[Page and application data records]
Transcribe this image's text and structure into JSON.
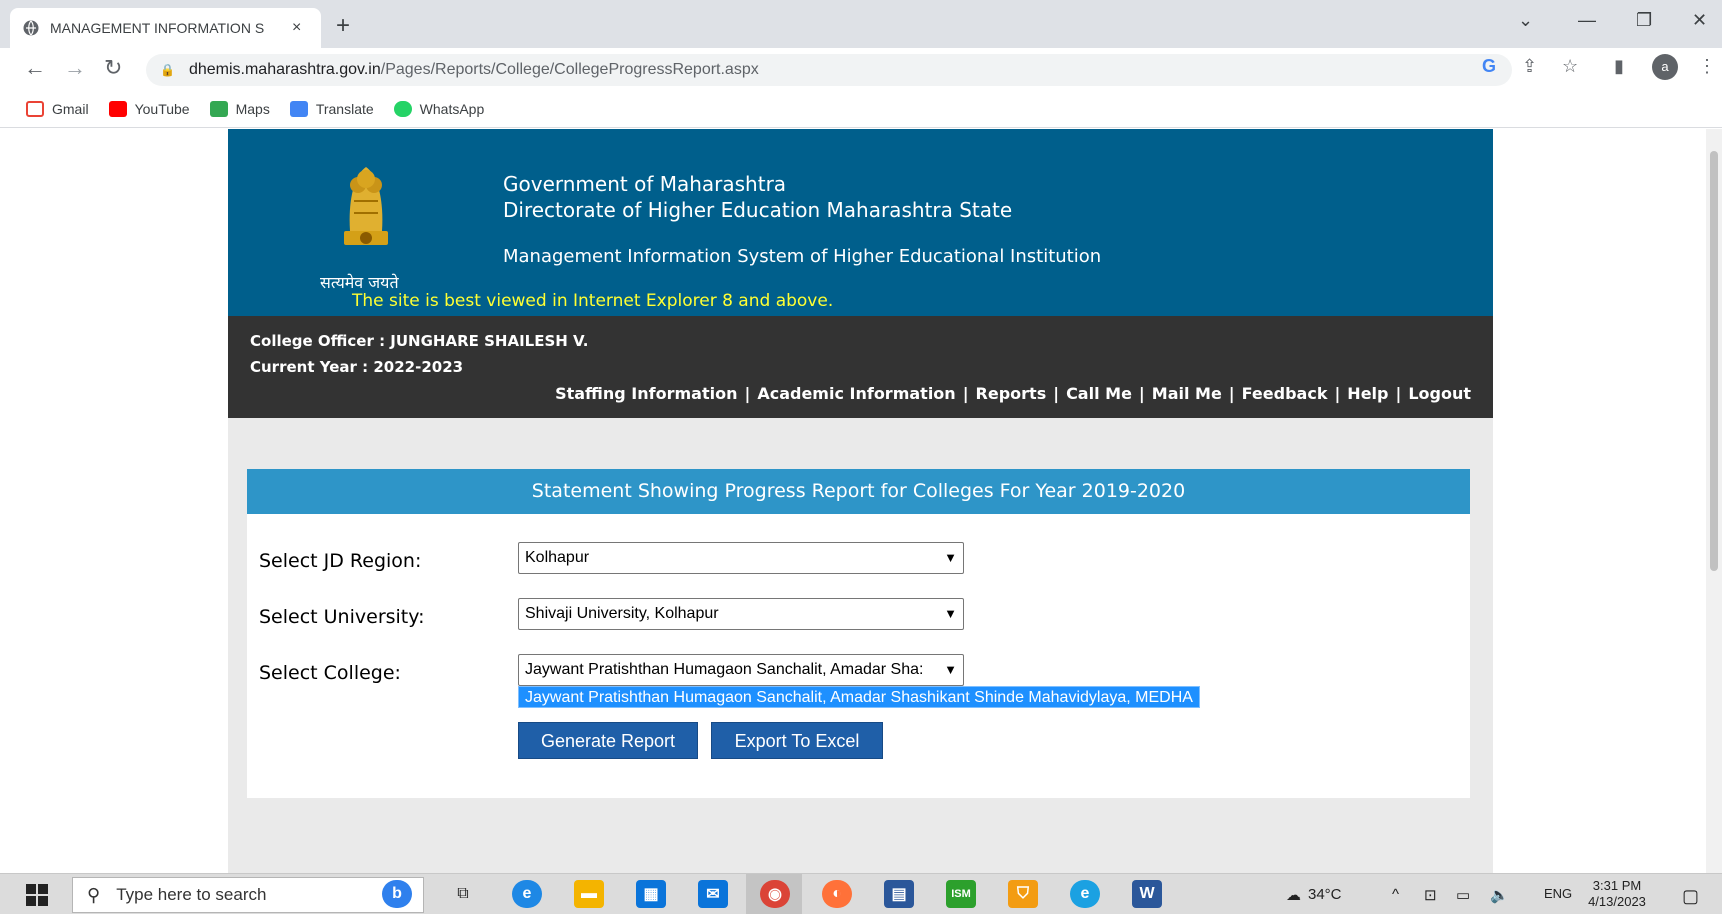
{
  "browser": {
    "tab_title": "MANAGEMENT INFORMATION S",
    "tab_close": "×",
    "new_tab": "+",
    "url_host": "dhemis.maharashtra.gov.in",
    "url_path": "/Pages/Reports/College/CollegeProgressReport.aspx",
    "bookmarks": [
      "Gmail",
      "YouTube",
      "Maps",
      "Translate",
      "WhatsApp"
    ],
    "profile_initial": "a"
  },
  "header": {
    "line1": "Government of Maharashtra",
    "line2": "Directorate of Higher Education Maharashtra State",
    "line3": "Management Information System of Higher Educational Institution",
    "motto": "सत्यमेव जयते",
    "best_view": "The site is best viewed in Internet Explorer 8 and above."
  },
  "userbar": {
    "officer": "College Officer : JUNGHARE SHAILESH V.",
    "year": "Current Year : 2022-2023",
    "nav": [
      "Staffing Information",
      "Academic Information",
      "Reports",
      "Call Me",
      "Mail Me",
      "Feedback",
      "Help",
      "Logout"
    ],
    "separator": "|"
  },
  "report": {
    "heading": "Statement Showing Progress Report for Colleges For Year 2019-2020",
    "jd_label": "Select JD Region:",
    "jd_value": "Kolhapur",
    "univ_label": "Select University:",
    "univ_value": "Shivaji University, Kolhapur",
    "college_label": "Select College:",
    "college_value": "Jaywant Pratishthan Humagaon Sanchalit, Amadar Sha:",
    "college_option": "Jaywant Pratishthan Humagaon Sanchalit, Amadar Shashikant Shinde Mahavidylaya, MEDHA",
    "generate_btn": "Generate Report",
    "export_btn": "Export To Excel"
  },
  "taskbar": {
    "search_placeholder": "Type here to search",
    "temperature": "34°C",
    "language": "ENG",
    "time": "3:31 PM",
    "date": "4/13/2023"
  },
  "colors": {
    "banner": "#005f8c",
    "userbar": "#333333",
    "panel_head": "#2e95c8",
    "button": "#1f5fa8",
    "highlight_text": "#ffff33"
  }
}
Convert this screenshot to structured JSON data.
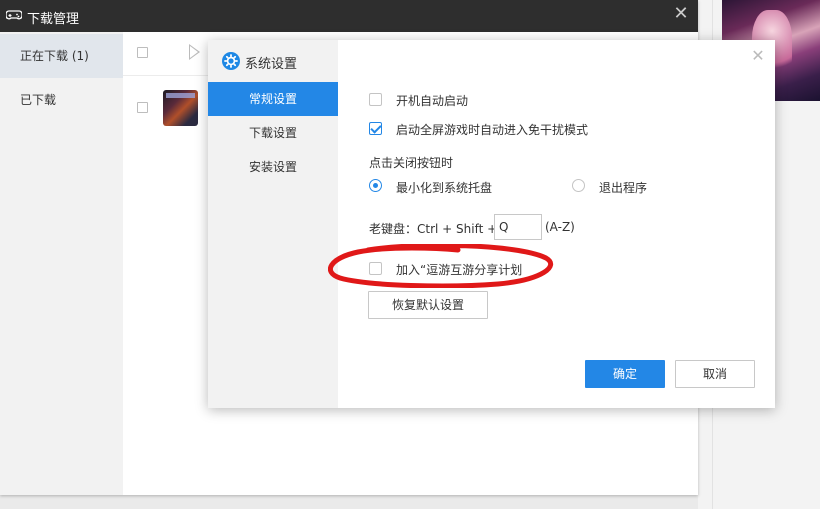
{
  "download_manager": {
    "title": "下载管理",
    "close_glyph": "✕",
    "sidebar": [
      {
        "label": "正在下载 (1)",
        "active": true
      },
      {
        "label": "已下载",
        "active": false
      }
    ]
  },
  "settings_dialog": {
    "title": "系统设置",
    "close_glyph": "✕",
    "nav": [
      {
        "label": "常规设置",
        "active": true
      },
      {
        "label": "下载设置",
        "active": false
      },
      {
        "label": "安装设置",
        "active": false
      }
    ],
    "options": {
      "autostart": {
        "label": "开机自动启动",
        "checked": false
      },
      "fullscreen_mode": {
        "label": "启动全屏游戏时自动进入免干扰模式",
        "checked": true
      },
      "close_section_label": "点击关闭按钮时",
      "minimize_tray": {
        "label": "最小化到系统托盘",
        "selected": true
      },
      "exit_program": {
        "label": "退出程序",
        "selected": false
      },
      "boss_key": {
        "label": "老键盘：Ctrl + Shift +",
        "value": "Q",
        "range": "(A-Z)"
      },
      "share_plan": {
        "label": "加入“逗游互游分享计划",
        "checked": false
      }
    },
    "buttons": {
      "restore_defaults": "恢复默认设置",
      "ok": "确定",
      "cancel": "取消"
    }
  },
  "colors": {
    "accent": "#2387e6",
    "titlebar": "#2e2e2e",
    "annotation": "#e01818"
  },
  "icons": {
    "gamepad": "gamepad-icon",
    "gear": "gear-icon",
    "play": "play-icon",
    "close": "close-icon"
  }
}
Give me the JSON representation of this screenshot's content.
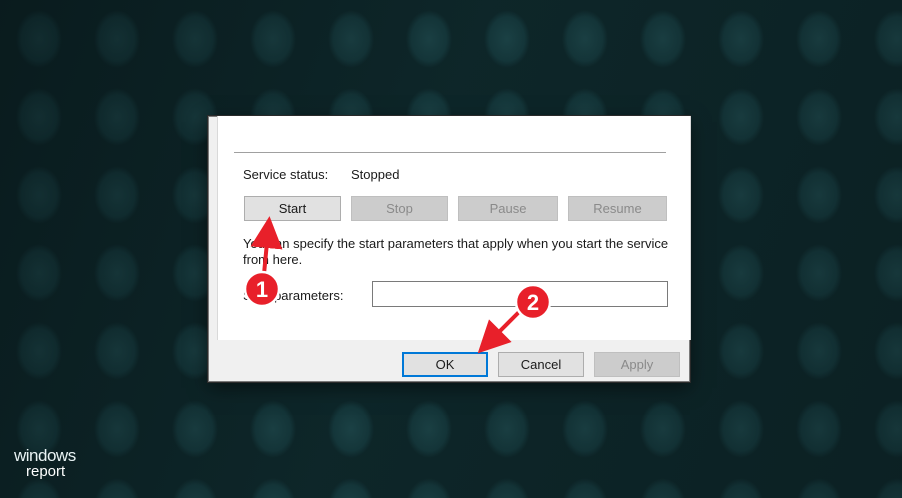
{
  "service": {
    "status_label": "Service status:",
    "status_value": "Stopped",
    "buttons": [
      {
        "label": "Start",
        "enabled": true
      },
      {
        "label": "Stop",
        "enabled": false
      },
      {
        "label": "Pause",
        "enabled": false
      },
      {
        "label": "Resume",
        "enabled": false
      }
    ],
    "hint": "You can specify the start parameters that apply when you start the service from here.",
    "param_label": "Start parameters:",
    "param_value": ""
  },
  "dialog_buttons": {
    "ok": "OK",
    "cancel": "Cancel",
    "apply": "Apply"
  },
  "annotations": {
    "step1": "1",
    "step2": "2",
    "marker_color": "#e8202a"
  },
  "logo": {
    "line1": "windows",
    "line2": "report"
  }
}
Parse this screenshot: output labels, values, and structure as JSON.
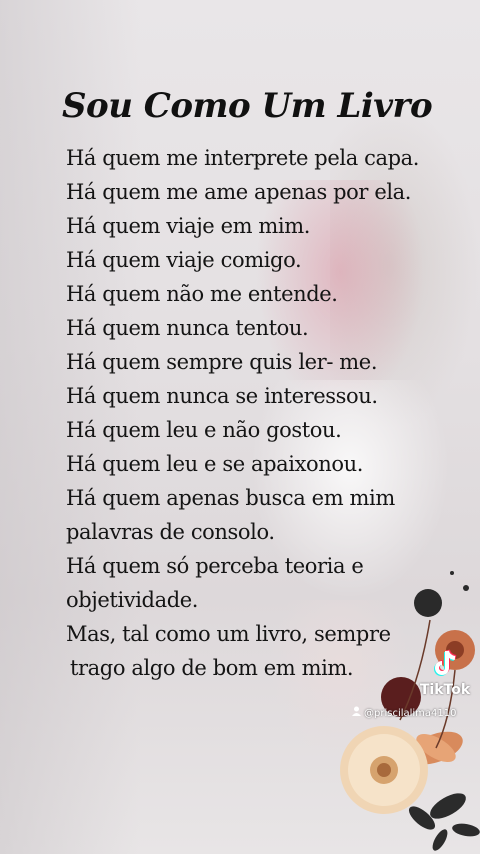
{
  "title": "Sou Como Um Livro",
  "poem": [
    "Há quem me interprete pela capa.",
    "Há quem me ame apenas por ela.",
    "Há quem viaje em mim.",
    "Há quem viaje comigo.",
    "Há quem não me entende.",
    "Há quem nunca tentou.",
    "Há quem sempre quis ler- me.",
    "Há quem nunca se interessou.",
    "Há quem leu e não gostou.",
    "Há quem leu e se apaixonou.",
    "Há quem apenas busca em mim",
    "palavras de consolo.",
    "Há quem só perceba teoria e",
    "objetividade.",
    "Mas, tal como um livro, sempre",
    "trago algo de bom em mim."
  ],
  "watermark": {
    "brand": "TikTok",
    "username": "@priscilalima4110",
    "icon": "tiktok-logo-icon",
    "user_icon": "person-icon"
  },
  "colors": {
    "text": "#141414",
    "flower_orange": "#c8714a",
    "flower_cream": "#f2d9b8",
    "leaf_dark": "#2b2b2b"
  }
}
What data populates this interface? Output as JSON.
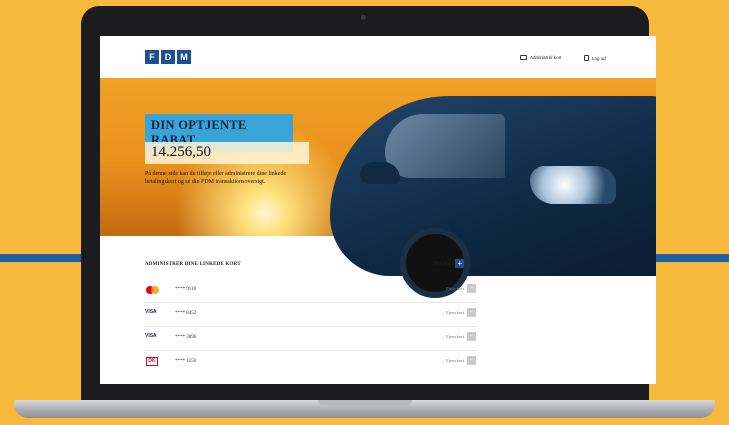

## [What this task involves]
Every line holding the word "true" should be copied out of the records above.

## [Result for this exercise]
        "active": true
        "active": true
        "checked": true
        "selected": true
        "enabled": true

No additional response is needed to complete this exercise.